## About this exercise
Images are to be dropped, and the rest of the data reproduced exactly.

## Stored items
┄┄┄┄┄┄┄┄┄┄┄┄┄┄┄┄┄┄┄┄
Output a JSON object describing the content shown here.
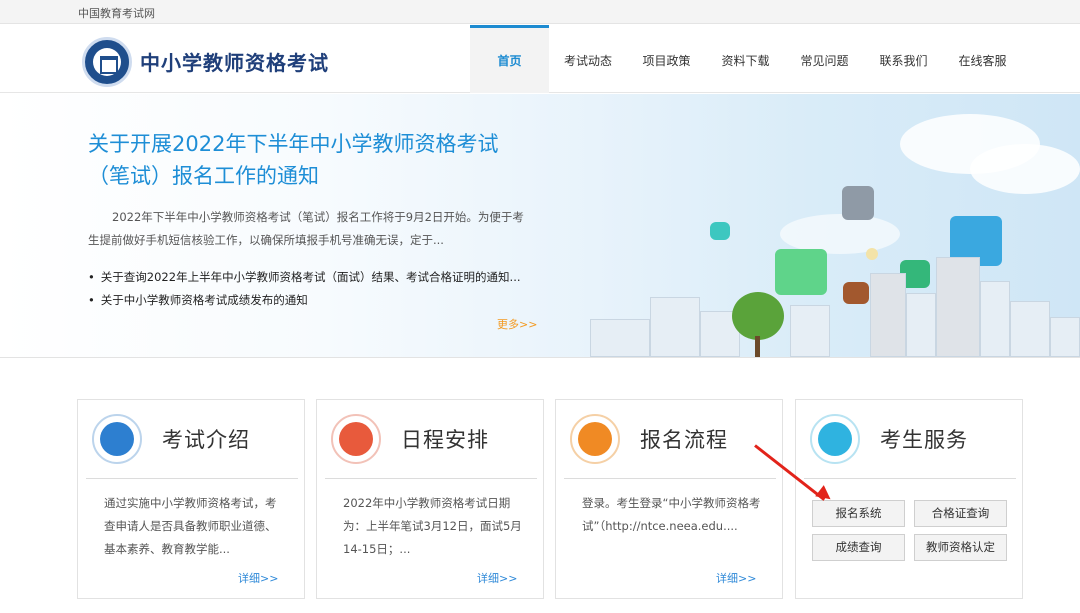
{
  "topbar": {
    "site_name": "中国教育考试网"
  },
  "header": {
    "title": "中小学教师资格考试",
    "nav": [
      "首页",
      "考试动态",
      "项目政策",
      "资料下载",
      "常见问题",
      "联系我们",
      "在线客服"
    ],
    "active_index": 0
  },
  "banner": {
    "title": "关于开展2022年下半年中小学教师资格考试（笔试）报名工作的通知",
    "summary": "2022年下半年中小学教师资格考试（笔试）报名工作将于9月2日开始。为便于考生提前做好手机短信核验工作，以确保所填报手机号准确无误，定于...",
    "list": [
      "关于查询2022年上半年中小学教师资格考试（面试）结果、考试合格证明的通知...",
      "关于中小学教师资格考试成绩发布的通知"
    ],
    "more": "更多>>"
  },
  "cards": {
    "intro": {
      "title": "考试介绍",
      "text": "通过实施中小学教师资格考试，考查申请人是否具备教师职业道德、基本素养、教育教学能...",
      "detail": "详细>>"
    },
    "schedule": {
      "title": "日程安排",
      "text": "2022年中小学教师资格考试日期为：上半年笔试3月12日，面试5月14-15日；...",
      "detail": "详细>>"
    },
    "process": {
      "title": "报名流程",
      "text": "登录。考生登录“中小学教师资格考试”（http://ntce.neea.edu....",
      "detail": "详细>>"
    },
    "services": {
      "title": "考生服务",
      "buttons": [
        "报名系统",
        "合格证查询",
        "成绩查询",
        "教师资格认定"
      ]
    }
  },
  "colors": {
    "brand_blue": "#1e8ed6",
    "nav_active": "#1d8bd1",
    "more_orange": "#f39a21",
    "detail_blue": "#2e89d8",
    "annotation_red": "#e2231a"
  },
  "icons": {
    "intro": "document-pen-icon",
    "schedule": "checkmark-icon",
    "process": "form-pen-icon",
    "services": "contacts-book-icon"
  }
}
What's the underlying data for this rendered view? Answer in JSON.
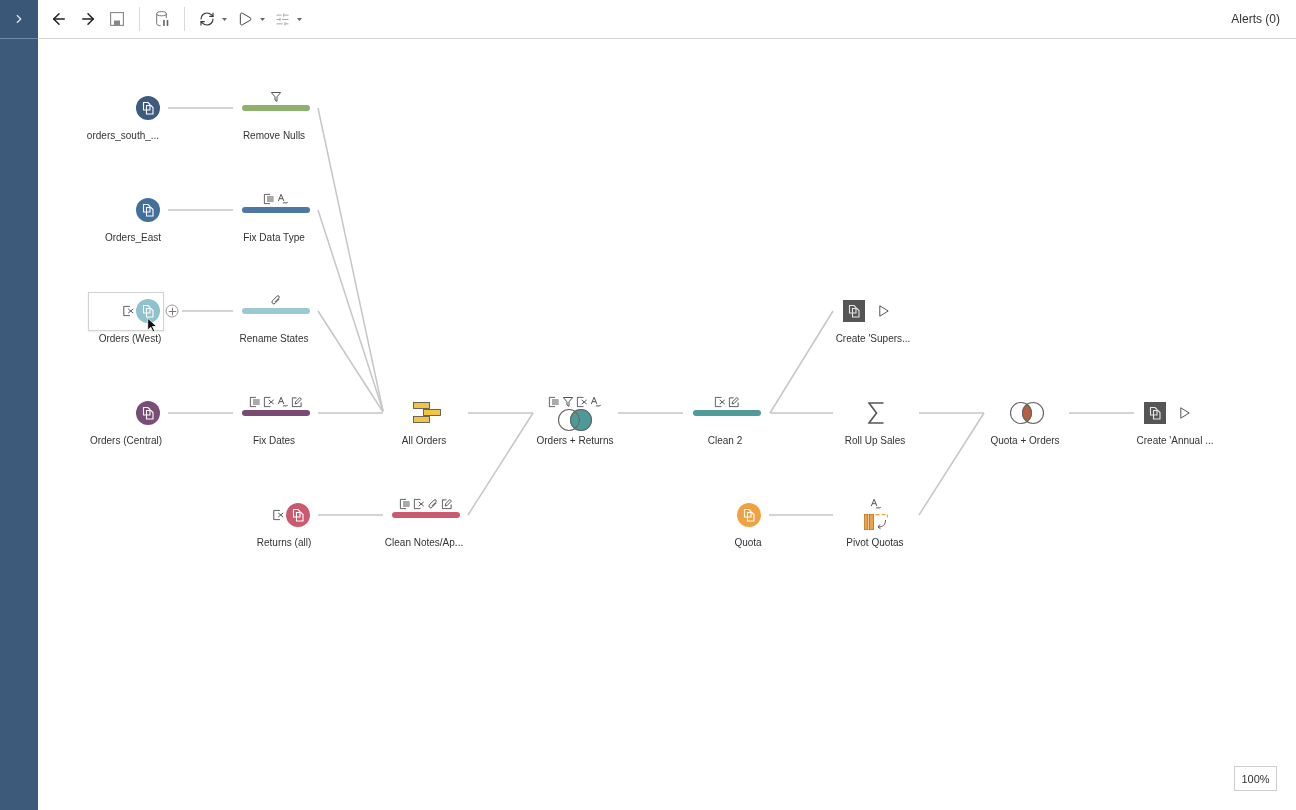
{
  "toolbar": {
    "alerts": "Alerts (0)"
  },
  "flow": {
    "nodes": [
      {
        "label": "orders_south_...",
        "kind": "input",
        "color": "#3d5b7e",
        "selected": false
      },
      {
        "label": "Remove Nulls",
        "kind": "clean",
        "color": "#8db26b",
        "selected": false,
        "changes": [
          {
            "kind": "filter"
          }
        ]
      },
      {
        "label": "Orders_East",
        "kind": "input",
        "color": "#41719b",
        "selected": false
      },
      {
        "label": "Fix Data Type",
        "kind": "clean",
        "color": "#4a78a3",
        "selected": false,
        "changes": [
          {
            "kind": "columns"
          },
          {
            "kind": "type"
          }
        ]
      },
      {
        "label": "Orders (West)",
        "kind": "input",
        "color": "#8ec2cd",
        "selected": true,
        "changes": [
          {
            "kind": "remove"
          }
        ]
      },
      {
        "label": "Rename States",
        "kind": "clean",
        "color": "#9ac9d4",
        "selected": false,
        "changes": [
          {
            "kind": "group"
          }
        ]
      },
      {
        "label": "Create 'Supers...",
        "kind": "output",
        "color": "#555555",
        "selected": false
      },
      {
        "label": "Orders (Central)",
        "kind": "input",
        "color": "#7a4c78",
        "selected": false
      },
      {
        "label": "Fix Dates",
        "kind": "clean",
        "color": "#7a4a73",
        "selected": false,
        "changes": [
          {
            "kind": "columns"
          },
          {
            "kind": "remove"
          },
          {
            "kind": "type"
          },
          {
            "kind": "edit"
          }
        ]
      },
      {
        "label": "All Orders",
        "kind": "union",
        "color": "#f2c443",
        "selected": false
      },
      {
        "label": "Orders + Returns",
        "kind": "join",
        "left_only": false,
        "matched": true,
        "right_only": true,
        "color": "#4e9a98",
        "selected": false,
        "changes": [
          {
            "kind": "columns"
          },
          {
            "kind": "filter"
          },
          {
            "kind": "remove"
          },
          {
            "kind": "type"
          }
        ]
      },
      {
        "label": "Clean 2",
        "kind": "clean",
        "color": "#4f9b98",
        "selected": false,
        "changes": [
          {
            "kind": "remove"
          },
          {
            "kind": "edit"
          }
        ]
      },
      {
        "label": "Roll Up Sales",
        "kind": "aggregate",
        "selected": false
      },
      {
        "label": "Quota + Orders",
        "kind": "join",
        "left_only": false,
        "matched": true,
        "right_only": false,
        "color": "#b5603f",
        "selected": false
      },
      {
        "label": "Create 'Annual ...",
        "kind": "output",
        "color": "#555555",
        "selected": false
      },
      {
        "label": "Returns (all)",
        "kind": "input",
        "color": "#cc5a6e",
        "selected": false,
        "changes": [
          {
            "kind": "remove"
          }
        ]
      },
      {
        "label": "Clean Notes/Ap...",
        "kind": "clean",
        "color": "#cc5a6e",
        "selected": false,
        "changes": [
          {
            "kind": "columns"
          },
          {
            "kind": "remove"
          },
          {
            "kind": "group"
          },
          {
            "kind": "edit"
          }
        ]
      },
      {
        "label": "Quota",
        "kind": "input",
        "color": "#f0a140",
        "selected": false
      },
      {
        "label": "Pivot Quotas",
        "kind": "pivot",
        "color": "#f0a140",
        "selected": false,
        "changes": [
          {
            "kind": "type"
          }
        ]
      }
    ]
  },
  "zoom_indicator": {
    "text": "100%"
  }
}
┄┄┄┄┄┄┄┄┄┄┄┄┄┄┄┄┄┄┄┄
## Response area
Output a JSON object describing the content shown here.
{
  "topbar": {
    "site_name": "中国教育考试网"
  },
  "header": {
    "title": "中小学教师资格考试",
    "nav": [
      "首页",
      "考试动态",
      "项目政策",
      "资料下载",
      "常见问题",
      "联系我们",
      "在线客服"
    ],
    "active_index": 0
  },
  "banner": {
    "title": "关于开展2022年下半年中小学教师资格考试（笔试）报名工作的通知",
    "summary": "2022年下半年中小学教师资格考试（笔试）报名工作将于9月2日开始。为便于考生提前做好手机短信核验工作，以确保所填报手机号准确无误，定于...",
    "list": [
      "关于查询2022年上半年中小学教师资格考试（面试）结果、考试合格证明的通知...",
      "关于中小学教师资格考试成绩发布的通知"
    ],
    "more": "更多>>"
  },
  "cards": {
    "intro": {
      "title": "考试介绍",
      "text": "通过实施中小学教师资格考试，考查申请人是否具备教师职业道德、基本素养、教育教学能...",
      "detail": "详细>>"
    },
    "schedule": {
      "title": "日程安排",
      "text": "2022年中小学教师资格考试日期为：上半年笔试3月12日，面试5月14-15日；...",
      "detail": "详细>>"
    },
    "process": {
      "title": "报名流程",
      "text": "登录。考生登录“中小学教师资格考试”（http://ntce.neea.edu....",
      "detail": "详细>>"
    },
    "services": {
      "title": "考生服务",
      "buttons": [
        "报名系统",
        "合格证查询",
        "成绩查询",
        "教师资格认定"
      ]
    }
  },
  "colors": {
    "brand_blue": "#1e8ed6",
    "nav_active": "#1d8bd1",
    "more_orange": "#f39a21",
    "detail_blue": "#2e89d8",
    "annotation_red": "#e2231a"
  },
  "icons": {
    "intro": "document-pen-icon",
    "schedule": "checkmark-icon",
    "process": "form-pen-icon",
    "services": "contacts-book-icon"
  }
}
What's the underlying data for this rendered view? Answer in JSON.
{
  "toolbar": {
    "alerts": "Alerts (0)"
  },
  "flow": {
    "nodes": [
      {
        "label": "orders_south_...",
        "kind": "input",
        "color": "#3d5b7e",
        "selected": false
      },
      {
        "label": "Remove Nulls",
        "kind": "clean",
        "color": "#8db26b",
        "selected": false,
        "changes": [
          {
            "kind": "filter"
          }
        ]
      },
      {
        "label": "Orders_East",
        "kind": "input",
        "color": "#41719b",
        "selected": false
      },
      {
        "label": "Fix Data Type",
        "kind": "clean",
        "color": "#4a78a3",
        "selected": false,
        "changes": [
          {
            "kind": "columns"
          },
          {
            "kind": "type"
          }
        ]
      },
      {
        "label": "Orders (West)",
        "kind": "input",
        "color": "#8ec2cd",
        "selected": true,
        "changes": [
          {
            "kind": "remove"
          }
        ]
      },
      {
        "label": "Rename States",
        "kind": "clean",
        "color": "#9ac9d4",
        "selected": false,
        "changes": [
          {
            "kind": "group"
          }
        ]
      },
      {
        "label": "Create 'Supers...",
        "kind": "output",
        "color": "#555555",
        "selected": false
      },
      {
        "label": "Orders (Central)",
        "kind": "input",
        "color": "#7a4c78",
        "selected": false
      },
      {
        "label": "Fix Dates",
        "kind": "clean",
        "color": "#7a4a73",
        "selected": false,
        "changes": [
          {
            "kind": "columns"
          },
          {
            "kind": "remove"
          },
          {
            "kind": "type"
          },
          {
            "kind": "edit"
          }
        ]
      },
      {
        "label": "All Orders",
        "kind": "union",
        "color": "#f2c443",
        "selected": false
      },
      {
        "label": "Orders + Returns",
        "kind": "join",
        "left_only": false,
        "matched": true,
        "right_only": true,
        "color": "#4e9a98",
        "selected": false,
        "changes": [
          {
            "kind": "columns"
          },
          {
            "kind": "filter"
          },
          {
            "kind": "remove"
          },
          {
            "kind": "type"
          }
        ]
      },
      {
        "label": "Clean 2",
        "kind": "clean",
        "color": "#4f9b98",
        "selected": false,
        "changes": [
          {
            "kind": "remove"
          },
          {
            "kind": "edit"
          }
        ]
      },
      {
        "label": "Roll Up Sales",
        "kind": "aggregate",
        "selected": false
      },
      {
        "label": "Quota + Orders",
        "kind": "join",
        "left_only": false,
        "matched": true,
        "right_only": false,
        "color": "#b5603f",
        "selected": false
      },
      {
        "label": "Create 'Annual ...",
        "kind": "output",
        "color": "#555555",
        "selected": false
      },
      {
        "label": "Returns (all)",
        "kind": "input",
        "color": "#cc5a6e",
        "selected": false,
        "changes": [
          {
            "kind": "remove"
          }
        ]
      },
      {
        "label": "Clean Notes/Ap...",
        "kind": "clean",
        "color": "#cc5a6e",
        "selected": false,
        "changes": [
          {
            "kind": "columns"
          },
          {
            "kind": "remove"
          },
          {
            "kind": "group"
          },
          {
            "kind": "edit"
          }
        ]
      },
      {
        "label": "Quota",
        "kind": "input",
        "color": "#f0a140",
        "selected": false
      },
      {
        "label": "Pivot Quotas",
        "kind": "pivot",
        "color": "#f0a140",
        "selected": false,
        "changes": [
          {
            "kind": "type"
          }
        ]
      }
    ]
  },
  "zoom_indicator": {
    "text": "100%"
  }
}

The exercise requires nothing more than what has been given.